Though it may have been legal at one point to keep squirrels as pets, in most states, it’s now an illegal practice. Keeping a squirrel in most places will require getting special permits and wildlife rehabilitation licenses.
2. Their Teeth Never Stop Growing
Squirrel teeth continue to grow non-stop until the squirrel dies. To keep them at bay, squirrels have to chew and chew and chew. This means that everything in your home will end up with chew marks in it or completely destroyed. Bookshelves, couches, your ears are all at risk.
Related Read: How to Tell the Age of a Baby Squirrel (With Pictures)
3. You Can’t Buy Squirrel Food
When your dog needs food, you can just go down to the pet store and get some dog food, but you’ll notice that squirrel food is not available commercially. Squirrels have very specific nutritional needs though. Meeting those needs will take lots of time, planning, and expense.
4. They Have Sharp Claws
Squirrels are able to scurry up trees with ease thanks to their sharp claws. What do you think happens when your squirrel tries to climb up your arm to get onto your shoulder? Your skin is going to be torn to shreds. Most people who rehabilitate squirrels have to wear special squirrel garb suits when handling them to avoid being torn up by those sharp claws.

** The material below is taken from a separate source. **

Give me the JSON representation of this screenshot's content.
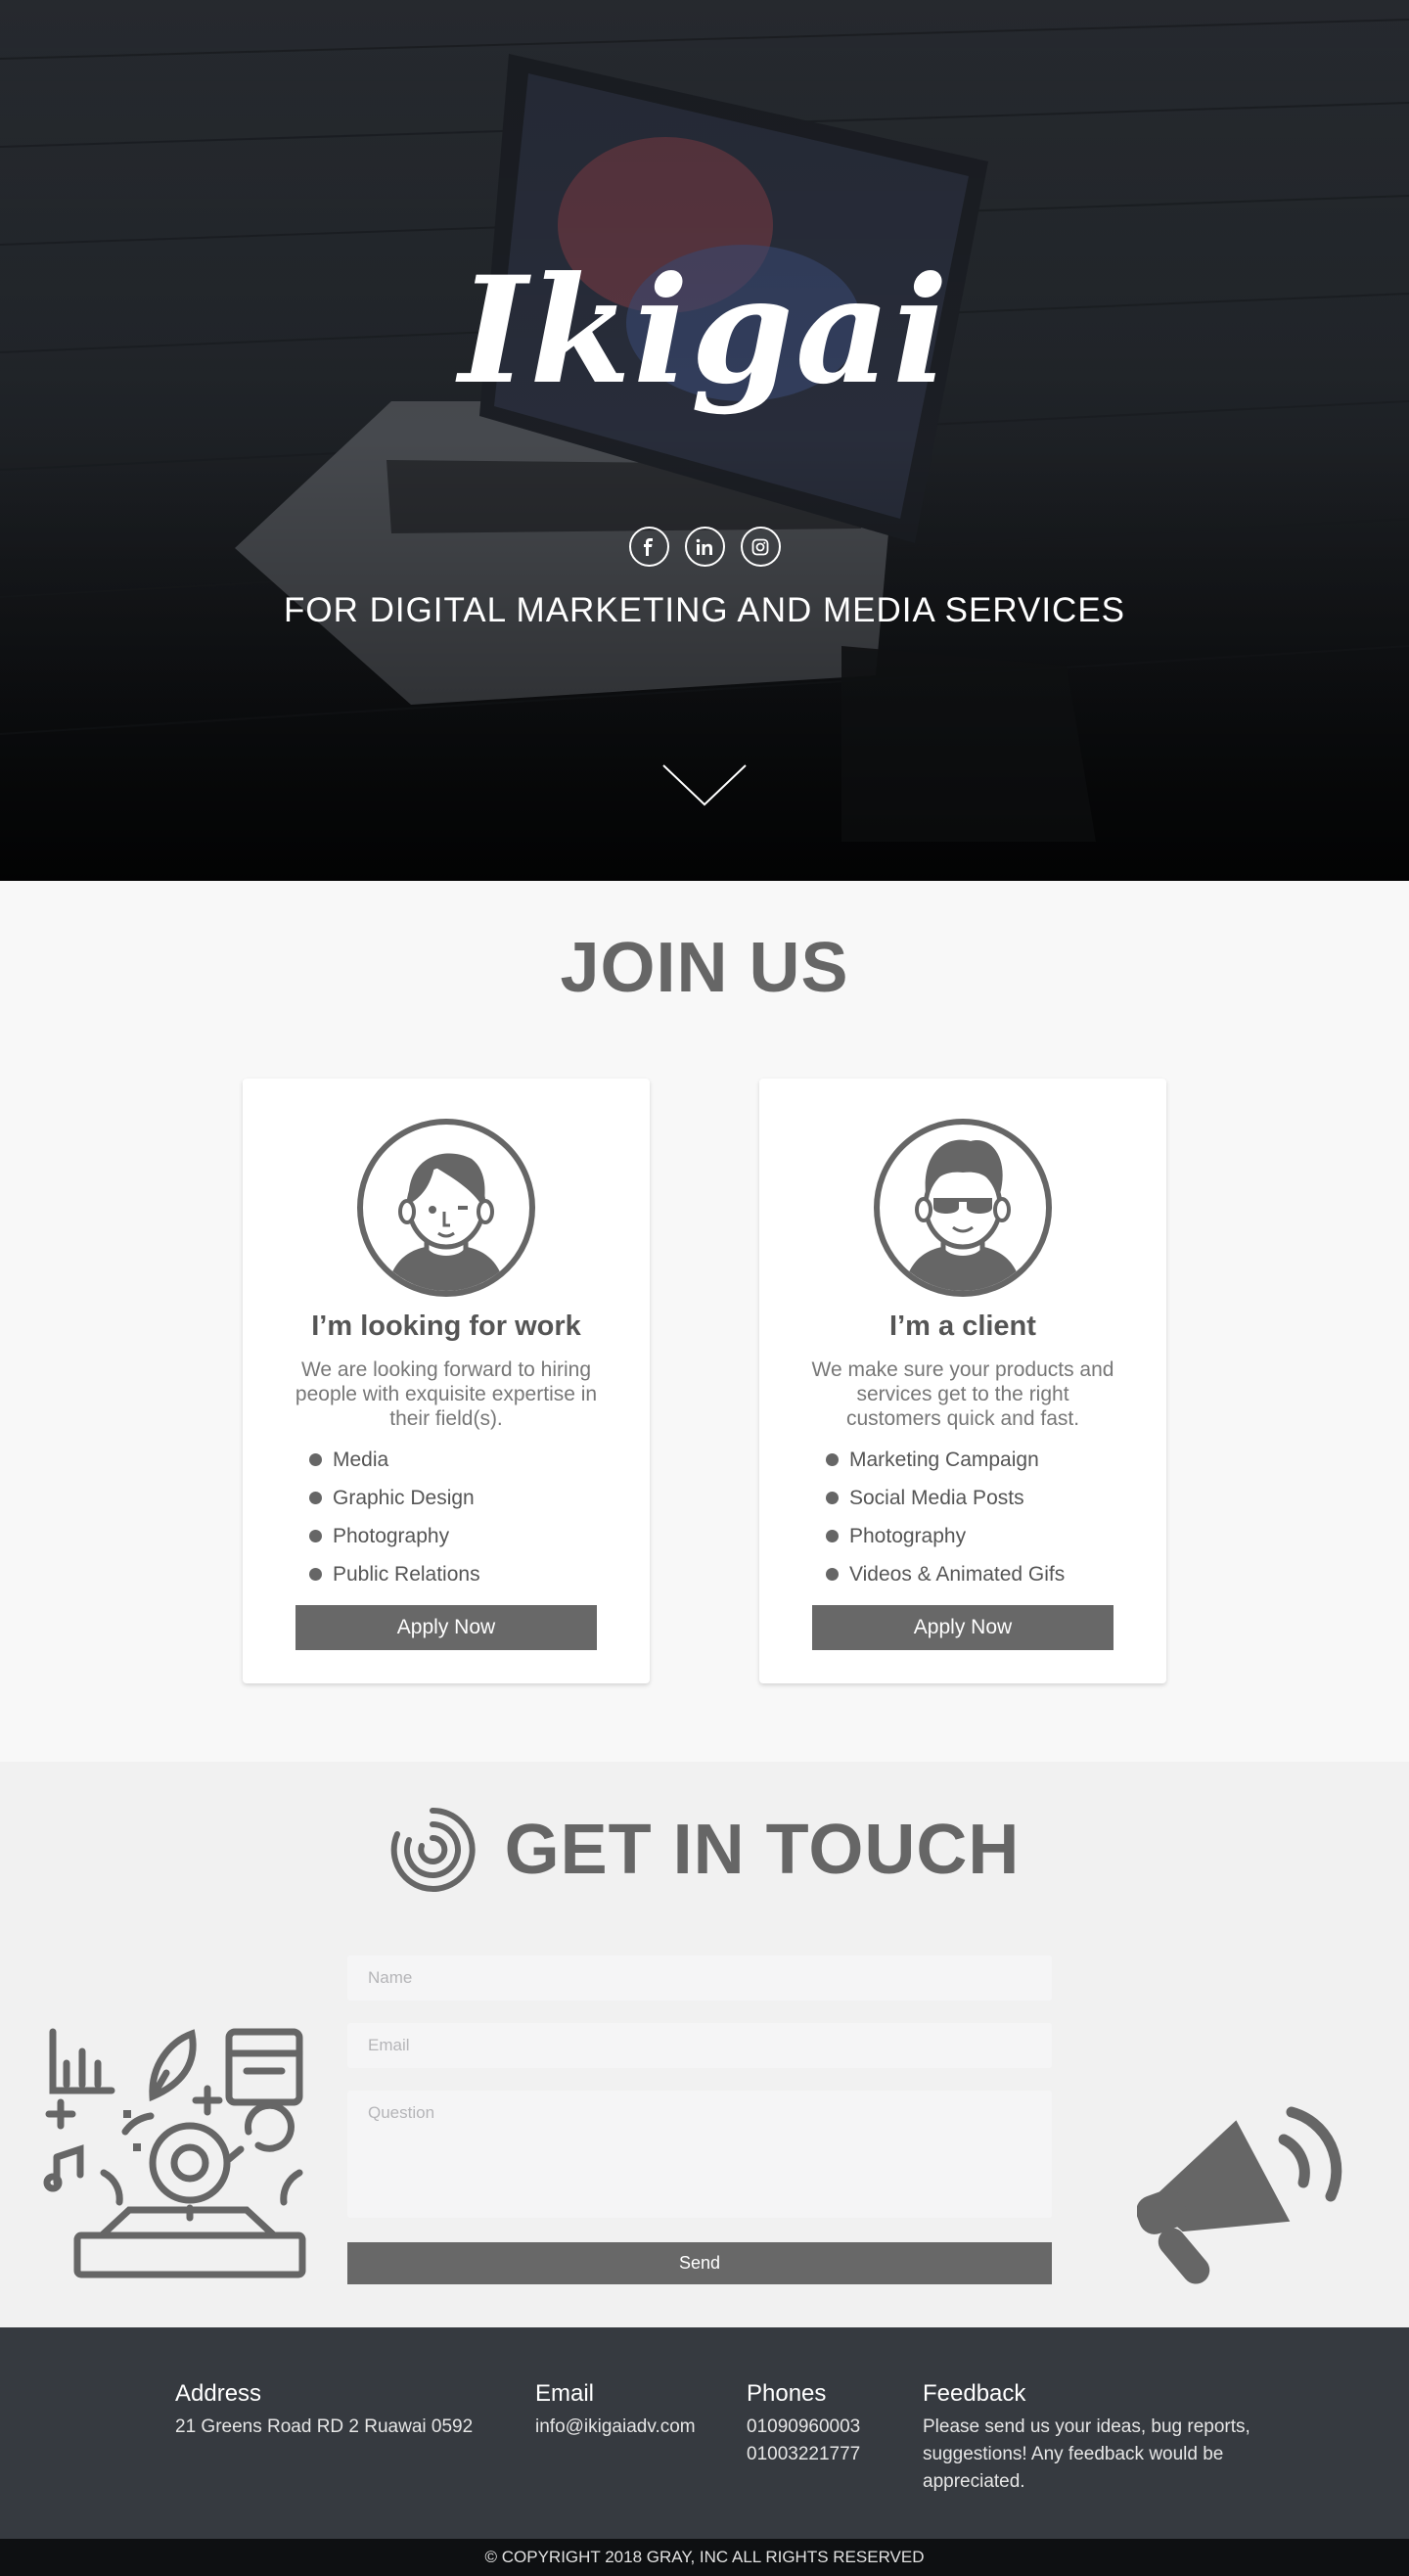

- Here’s an interesting thought: What Do Squirrels Eat?
5. They Also Have Sharp Teeth
We mentioned that squirrel teeth grow until they die, but they’re also extremely sharp, which can cause several problems. First, squirrels don’t possess any bite inhibition reflex. Dogs and cats have learned not to bite hard when playing with their human, but if a squirrel’s brain says bite, there’s nothing to stop them from biting with full force. They also don’t know when not to chew. You can teach a dog not to chew certain items in the home, sticking to a particular chew toy instead, but you can’t teach a squirrel the same way.
6. You Can’t Leave it Alone Overnight

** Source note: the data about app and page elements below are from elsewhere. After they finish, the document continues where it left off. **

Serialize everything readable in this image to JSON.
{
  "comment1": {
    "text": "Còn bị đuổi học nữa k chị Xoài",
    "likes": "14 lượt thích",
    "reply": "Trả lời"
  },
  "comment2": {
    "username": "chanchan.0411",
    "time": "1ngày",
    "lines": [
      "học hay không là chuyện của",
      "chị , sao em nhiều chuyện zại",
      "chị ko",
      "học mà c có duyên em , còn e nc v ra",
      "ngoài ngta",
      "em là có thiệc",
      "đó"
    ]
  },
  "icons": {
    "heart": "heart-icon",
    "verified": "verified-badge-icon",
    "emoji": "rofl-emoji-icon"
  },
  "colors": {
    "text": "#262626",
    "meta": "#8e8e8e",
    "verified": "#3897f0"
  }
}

Once you have a squirrel, it essentially owns you. You can never leave a squirrel alone, even for a single night. If you need to go away, you’ll have to find a qualified squirrel sitter, of which there are none that we know of.
7. They Need Lots of Space and Exercise
In the wild, squirrels have entire forests at their disposal. They can run around and jump from tree to tree in a nearly infinite space. But your home is nowhere near the size of a forest, even if you live in a mansion. They have nearly endless energy and need to spend about three hours every day running around and reducing that energy. If you thought kids were hard to take care of, it’s because you’ve never cared for a squirrel. High-maintenance is an understatement.
8. Squirrels are Very Messy
Squirrels are the absolute worst house guests. They’re incredibly messy, though they like to keep their living areas clean. This means that anything a squirrel deems as dirty gets tossed onto the floor for you to clean up, including uneaten food, parts of insects, animal waste, and more. Expect to find excrement all around the house if you keep a squirrel inside!
Even though people used to keep squirrels as pets, it’s a terrible idea. Not only is it illegal in most places, but squirrels make simply awful pets. They’re wild animals and have no hint of domestication, so you can expect to encounter problem after problem while spending all of your time cleaning up after your squirrel. There are many reasons why squirrels can’t be purchased at the pet store, and it’s definitely not recommended that you ever attempt to domesticate a squirrel found in the wild.
- Flying Squirrel vs. Sugar Glider: Which Pet Should You Choose? (With Pictures)
- 21 Best Pet Lizards for Beginners (With Pictures)
- Peacocks as Pets: 5 Important Things You Need to Know
Featured Image Credit: Pixabay
An avid outdoorsman, Dean spends much of his time adventuring through the diverse terrain of the southwest United States with his closest companion, his dog, Gohan. He gains experience on a full-time journey of exploration. For Dean, few passions lie closer to his heart than learning. An apt researcher and reader, he loves to investigate interesting topics such as history, economics, relationships, pets, politics, and more.
- Squirrels and Related Rodents
- The Morality of Keeping Wild Animals as Pets
- Early American Pets
- What You Need to Know About Keeping a Squirrel as a Pet